Charge against a journalist dropped, but jail threat looms for another
May 3, 2007 12:00 PM ET
New York, May 3, 2007—The Maldivian information minister announced today that a criminal charge of “disobedience of an order” against Minivan Daily Deputy Editor Nazim Sattar would be dropped and that charges against Editor Aminath Najeeb would be reduced, Sattar told CPJ.
The two were facing criminal charges related to an August 2005 article quoting an opposition activist. Authorities alleged that activist Ahmed Abbas’ statements incited violence against the police; Abbas has been jailed in connection with the statement.
Two other charges against Najeeb related to Minivan articles will be combined into a single charge of disobedience, Information Minister Mohamed Nasheed told journalists. Nasheed’s announcement came during a conference marking World Press Freedom Day. Najeeb still faces jail time if convicted.

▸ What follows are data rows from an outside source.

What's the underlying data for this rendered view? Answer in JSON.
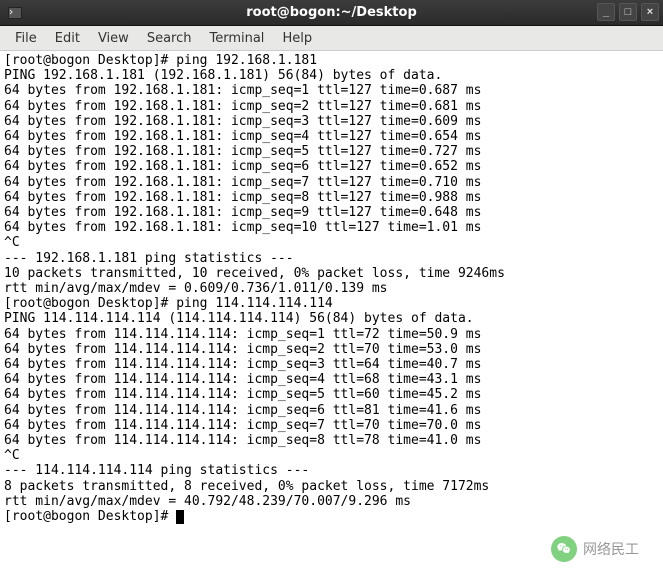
{
  "title": "root@bogon:~/Desktop",
  "menu": [
    "File",
    "Edit",
    "View",
    "Search",
    "Terminal",
    "Help"
  ],
  "prompt": "[root@bogon Desktop]# ",
  "cmd1": "ping 192.168.1.181",
  "ping1_header": "PING 192.168.1.181 (192.168.1.181) 56(84) bytes of data.",
  "ping1": [
    "64 bytes from 192.168.1.181: icmp_seq=1 ttl=127 time=0.687 ms",
    "64 bytes from 192.168.1.181: icmp_seq=2 ttl=127 time=0.681 ms",
    "64 bytes from 192.168.1.181: icmp_seq=3 ttl=127 time=0.609 ms",
    "64 bytes from 192.168.1.181: icmp_seq=4 ttl=127 time=0.654 ms",
    "64 bytes from 192.168.1.181: icmp_seq=5 ttl=127 time=0.727 ms",
    "64 bytes from 192.168.1.181: icmp_seq=6 ttl=127 time=0.652 ms",
    "64 bytes from 192.168.1.181: icmp_seq=7 ttl=127 time=0.710 ms",
    "64 bytes from 192.168.1.181: icmp_seq=8 ttl=127 time=0.988 ms",
    "64 bytes from 192.168.1.181: icmp_seq=9 ttl=127 time=0.648 ms",
    "64 bytes from 192.168.1.181: icmp_seq=10 ttl=127 time=1.01 ms"
  ],
  "ctrlc": "^C",
  "stats1_header": "--- 192.168.1.181 ping statistics ---",
  "stats1_line1": "10 packets transmitted, 10 received, 0% packet loss, time 9246ms",
  "stats1_line2": "rtt min/avg/max/mdev = 0.609/0.736/1.011/0.139 ms",
  "cmd2": "ping 114.114.114.114",
  "ping2_header": "PING 114.114.114.114 (114.114.114.114) 56(84) bytes of data.",
  "ping2": [
    "64 bytes from 114.114.114.114: icmp_seq=1 ttl=72 time=50.9 ms",
    "64 bytes from 114.114.114.114: icmp_seq=2 ttl=70 time=53.0 ms",
    "64 bytes from 114.114.114.114: icmp_seq=3 ttl=64 time=40.7 ms",
    "64 bytes from 114.114.114.114: icmp_seq=4 ttl=68 time=43.1 ms",
    "64 bytes from 114.114.114.114: icmp_seq=5 ttl=60 time=45.2 ms",
    "64 bytes from 114.114.114.114: icmp_seq=6 ttl=81 time=41.6 ms",
    "64 bytes from 114.114.114.114: icmp_seq=7 ttl=70 time=70.0 ms",
    "64 bytes from 114.114.114.114: icmp_seq=8 ttl=78 time=41.0 ms"
  ],
  "stats2_header": "--- 114.114.114.114 ping statistics ---",
  "stats2_line1": "8 packets transmitted, 8 received, 0% packet loss, time 7172ms",
  "stats2_line2": "rtt min/avg/max/mdev = 40.792/48.239/70.007/9.296 ms",
  "watermark": "网络民工"
}
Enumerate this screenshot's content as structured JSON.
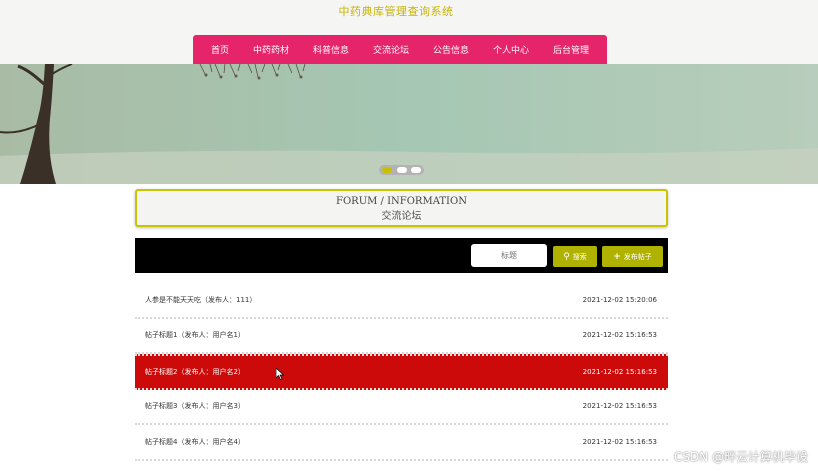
{
  "site": {
    "title": "中药典库管理查询系统"
  },
  "nav": {
    "items": [
      {
        "label": "首页"
      },
      {
        "label": "中药药材"
      },
      {
        "label": "科普信息"
      },
      {
        "label": "交流论坛"
      },
      {
        "label": "公告信息"
      },
      {
        "label": "个人中心"
      },
      {
        "label": "后台管理"
      }
    ],
    "color": "#e6246a"
  },
  "banner": {
    "slide_count": 3,
    "active_slide": 1
  },
  "forum": {
    "title_en": "FORUM / INFORMATION",
    "title_cn": "交流论坛",
    "accent": "#c8c400"
  },
  "search": {
    "placeholder": "标题",
    "search_label": "搜索",
    "post_label": "发布帖子",
    "button_color": "#b0b200"
  },
  "posts": [
    {
      "title": "人参是不能天天吃（发布人：111）",
      "time": "2021-12-02 15:20:06"
    },
    {
      "title": "帖子标题1（发布人：用户名1）",
      "time": "2021-12-02 15:16:53"
    },
    {
      "title": "帖子标题2（发布人：用户名2）",
      "time": "2021-12-02 15:16:53",
      "highlighted": true
    },
    {
      "title": "帖子标题3（发布人：用户名3）",
      "time": "2021-12-02 15:16:53"
    },
    {
      "title": "帖子标题4（发布人：用户名4）",
      "time": "2021-12-02 15:16:53"
    }
  ],
  "highlight_color": "#cc0a0a",
  "watermark": "CSDN @畔云计算机毕设"
}
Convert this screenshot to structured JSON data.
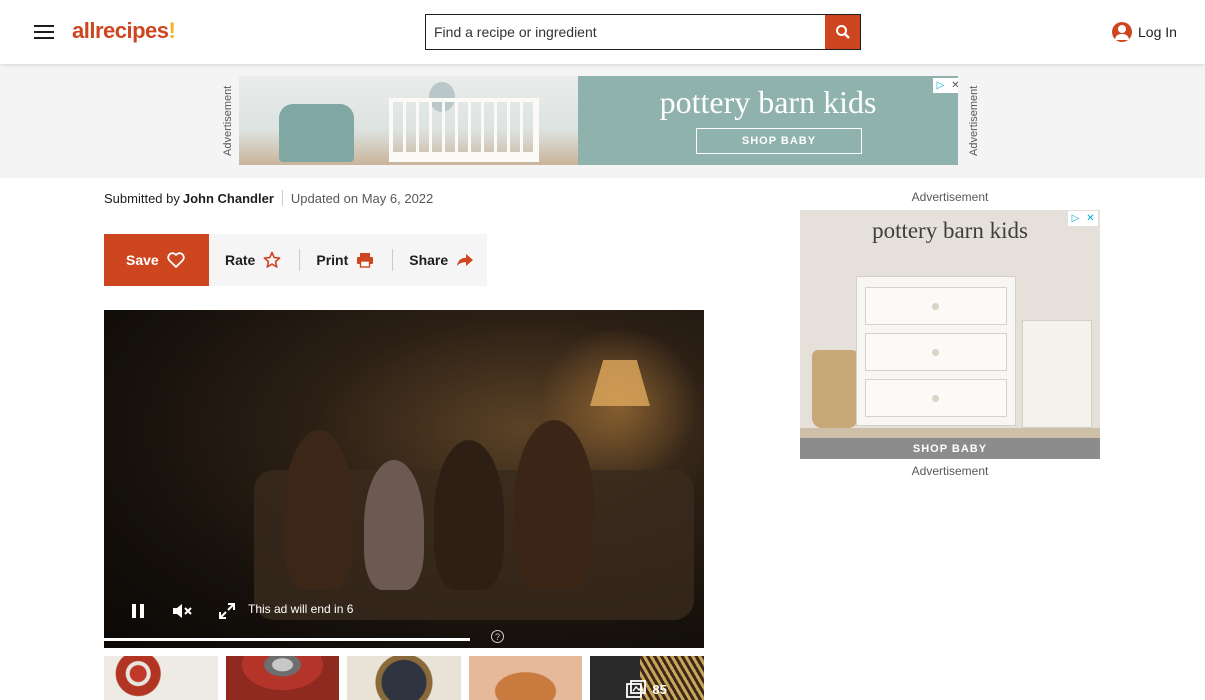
{
  "header": {
    "logo": "allrecipes",
    "search_placeholder": "Find a recipe or ingredient",
    "login_label": "Log In"
  },
  "top_ad": {
    "side_label": "Advertisement",
    "brand": "pottery barn kids",
    "cta": "SHOP BABY"
  },
  "byline": {
    "submitted_by": "Submitted by",
    "author": "John Chandler",
    "updated": "Updated on May 6, 2022"
  },
  "actions": {
    "save": "Save",
    "rate": "Rate",
    "print": "Print",
    "share": "Share"
  },
  "video": {
    "ad_timer": "This ad will end in 6",
    "progress": 0.61
  },
  "gallery": {
    "photo_count": "85"
  },
  "rail_ad": {
    "label_top": "Advertisement",
    "label_bottom": "Advertisement",
    "brand": "pottery barn kids",
    "cta": "SHOP BABY"
  },
  "colors": {
    "brand_orange": "#ce4620",
    "brand_yellow": "#f2b422"
  }
}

“While we are relieved that authorities have dropped and reduced charges against the two Minivan editors, reporters in the Maldives remain at serious risk for official retribution,” said CPJ Executive Director Joel Simon. “If the government wants the international community to take seriously its pledges of press freedom, it must end its pattern of targeting journalists and obstructing critical reporting.”
Minivan Daily, a newspaper that is affiliated with the opposition Maldivian Democracy Party (MDP), has been a target of government harassment since its launch. Reporter Fahala Saeed is now serving a life sentence on what his colleagues believe are trumped-up drug charges.
Several journalists working for news outlets critical of the government have been detained in the past week, the Minivan News Web site reported. Aishath Ainya, a contributing columnist for the newspaper, was detained at 9:30 this morning and questioned by the Supreme Islamic Council in connection with a March 20 column on the wearing of veils. She was released later today and told to return in a few days.
Three reporters for various news outlets were detained on Saturday while reporting on the burial in Male of Hussein Salah, who died under mysterious circumstances earlier this month. One of the journalists, E-Sandhaanu editor Adam Niqdad, launched a three-day hunger strike while in custody and was released today.
New York, April 24, 2017--Authorities in the Maldives should swiftly identify and bring to justice those responsible for the murder of blogger Yameen Rasheed, the Committee to Protect Journalists said today. Rasheed died after he was found with multiple stab wounds in the stairway of his apartment building yesterday,...
Police raid newspaper after critical documentary airs in Maldives
September 9, 2016 1:47 PM ET
Bangkok, September 9, 2016 - Authorities in the Maldives should cease harassing the Maldives Independent, the Committee to Protect Journalists said today. Police raided the daily newspaper's office hours after the Qatari broadcaster Al-Jazeera aired a documentary produced by the paper's former editor alleging high-level corruption in the Maldives....
New Maldives criminal defamation law threatens press freedom
August 10, 2016 5:03 PM ET
New York, August 10, 2016--Maldivian President Abdulla Yameen Abdul Gayoom should veto a criminal defamation law the parliament passed yesterday, the Committee to Protect Journalists said today. The legislation threatens to stifle criticism and investigative reporting....